What causes IBD?
In some cases the cause of the condition is unknown. In these cases, it is thought that the animal’s immune system is mounting an inflammatory response against its own intestinal bacteria. Other potential causes of intestinal inflammation in dogs and cats include parasites such as Giardia; fungal and bacterial agents; allergies to food; foreign bodies, such as bones or plastic, that have been swallowed; and stress, cancerous conditions and abnormal blood supply to the intestines.
What are the clinical signs of IBD?

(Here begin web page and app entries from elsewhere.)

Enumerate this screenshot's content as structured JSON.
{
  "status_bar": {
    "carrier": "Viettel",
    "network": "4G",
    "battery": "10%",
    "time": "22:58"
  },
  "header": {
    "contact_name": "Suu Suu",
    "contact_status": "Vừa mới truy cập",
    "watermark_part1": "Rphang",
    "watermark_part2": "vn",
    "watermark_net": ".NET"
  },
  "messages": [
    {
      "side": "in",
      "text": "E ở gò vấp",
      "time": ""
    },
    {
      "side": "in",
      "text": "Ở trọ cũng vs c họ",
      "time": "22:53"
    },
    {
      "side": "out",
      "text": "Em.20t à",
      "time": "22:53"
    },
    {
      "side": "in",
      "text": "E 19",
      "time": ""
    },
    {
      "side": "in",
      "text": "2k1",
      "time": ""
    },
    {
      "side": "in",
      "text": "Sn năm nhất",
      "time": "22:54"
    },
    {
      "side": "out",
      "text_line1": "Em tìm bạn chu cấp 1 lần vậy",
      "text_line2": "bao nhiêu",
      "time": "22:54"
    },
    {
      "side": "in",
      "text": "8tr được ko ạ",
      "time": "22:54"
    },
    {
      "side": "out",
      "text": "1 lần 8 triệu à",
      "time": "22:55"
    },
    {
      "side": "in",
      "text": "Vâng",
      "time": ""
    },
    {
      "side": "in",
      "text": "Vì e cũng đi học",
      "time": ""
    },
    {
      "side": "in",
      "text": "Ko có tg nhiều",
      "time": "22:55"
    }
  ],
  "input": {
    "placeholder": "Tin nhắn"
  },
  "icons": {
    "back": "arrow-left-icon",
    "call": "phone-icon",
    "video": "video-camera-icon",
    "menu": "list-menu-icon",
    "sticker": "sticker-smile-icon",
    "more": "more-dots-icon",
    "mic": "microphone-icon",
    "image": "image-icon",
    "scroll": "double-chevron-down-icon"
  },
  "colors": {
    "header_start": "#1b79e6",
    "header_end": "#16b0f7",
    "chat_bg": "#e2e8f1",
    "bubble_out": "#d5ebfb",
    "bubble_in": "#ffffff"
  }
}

The most common symptom is large volumes of semi-formed to liquid faeces. Some dogs will pass dark, tarry stool (melena), which is partially digested blood. Weight loss is common and is due to malabsorption of nutrients, but it is more severe if the animal has a reduced appetite. Vomiting and abdominal discomfort can occur, and there may be concurrent colitis (inflammation of the colon), which is apparent from repeated effort and straining to defecate.

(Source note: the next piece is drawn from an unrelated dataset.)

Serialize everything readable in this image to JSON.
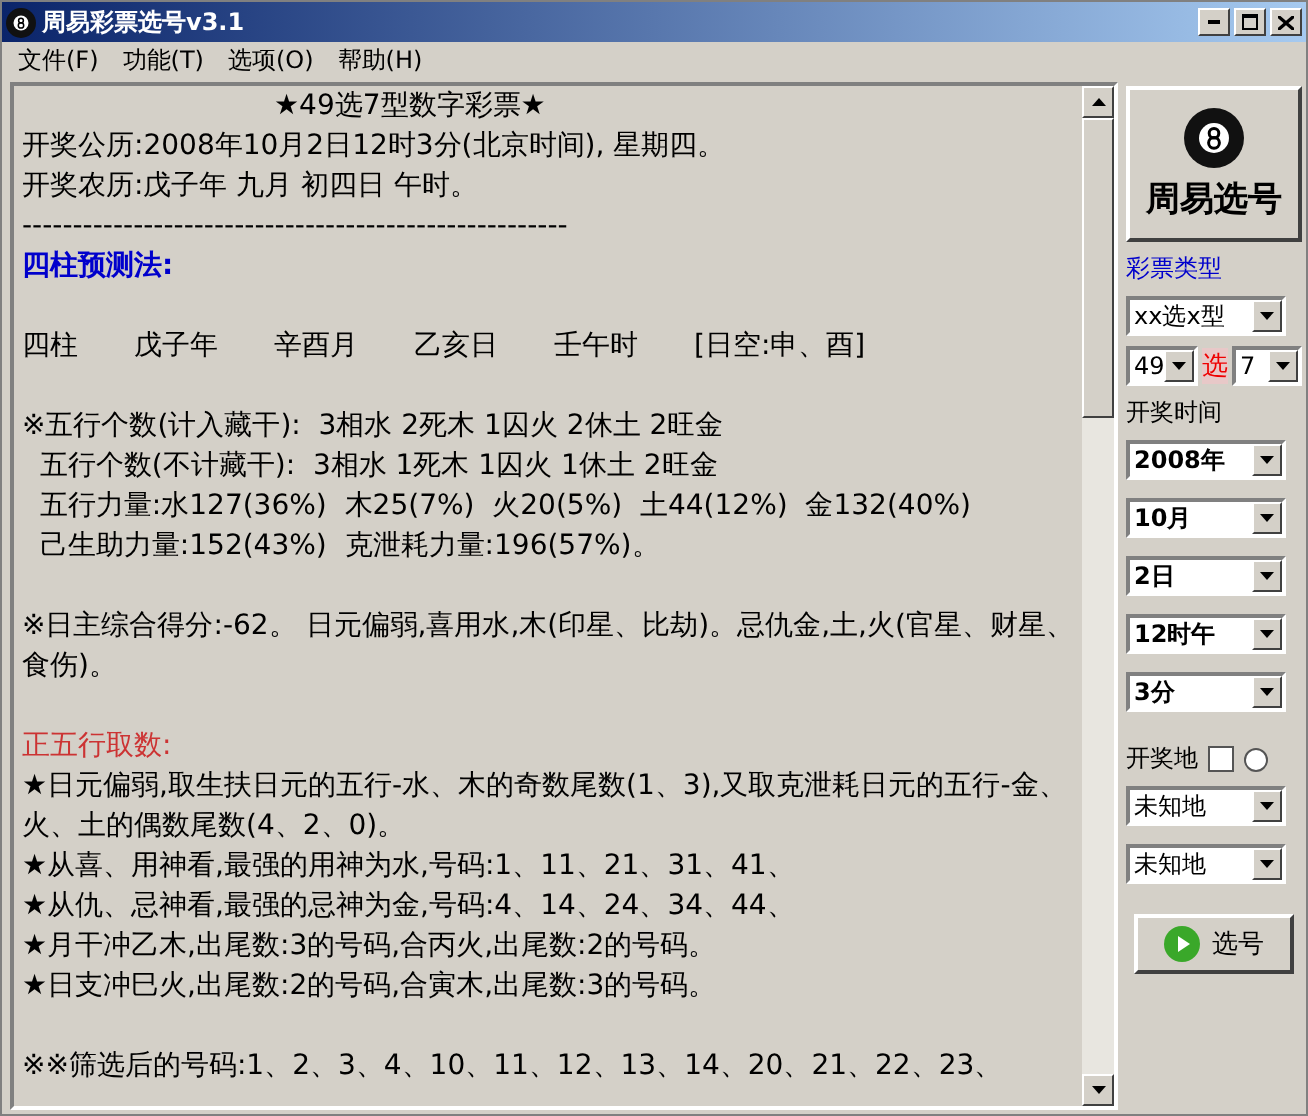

How is IBD diagnosed?
If your veterinarian suspects that your pet has IBD, they will perform a thorough physical exam including abdominal palpation (evaluation of the organs by touching with the fingertips through the body wall). Diagnostic tests are likely to include examination of stool samples for parasites, blood tests to investigate the possibility of other conditions which have secondary effects on the gut such as liver and kidney function tests, measure blood vitamin levels (typically vitamin B12) to identify intestinal damage and any deficiency that needs treating; X-rays of the digestive tract; abdominal ultrasound; endoscopy (examination of the intestine with a flexible camera under general anaesthesia) with biopsy; and occasionally, surgical exploration of the abdomen. The latter two are the only method to obtain an intestinal biopsy which can help to achieve a diagnosis. A refined diagnosis is important in order to decide whether to begin long-term treatment for IBD, versus identifying another disorder which produces similar symptoms but requires very different medication.
How is chronic intestinal inflammation treated?
The aim is to treat the underlying condition if possible. For example, if intestinal parasites are diagnosed, then your veterinarian is likely to give treatment intended to eliminate them. Many patients’ symptoms will either resolve or improve following a diet change. Typically a diet containing proteins your pet hasn’t been exposed to before or hydrolysed protein diets are recommended. If inflammatory bowel disease is diagnosed then dietary modification and/or administration of oral medications are typically recommended. The most commonly used medication is steroids, although sometimes other anti-inflammatory medications such as ciclosporin are prescribed. Vitamin supplements may be indicated, and sometimes probiotics are helpful. No two individuals with IBD respond exactly the same way to treatment, so a stepwise approach is the best treatment for your pet.
What is the prognosis for my dog?
Some cases of IBD can be well managed, and many pets have the condition for the rest of their lives. Most cases can be managed with medication and special foods, whereas a small number of very severe cases do not respond to treatment and continue to have digestive problems. You should always follow your veterinarian’s instructions carefully when you take your pet home. You should monitor your pet’s condition, call your veterinarian if you have any concerns and return to the hospital for scheduled follow-up appointments and diagnostic studies. This allows any changes to be detected early and modifications of treatment to be implemented quickly.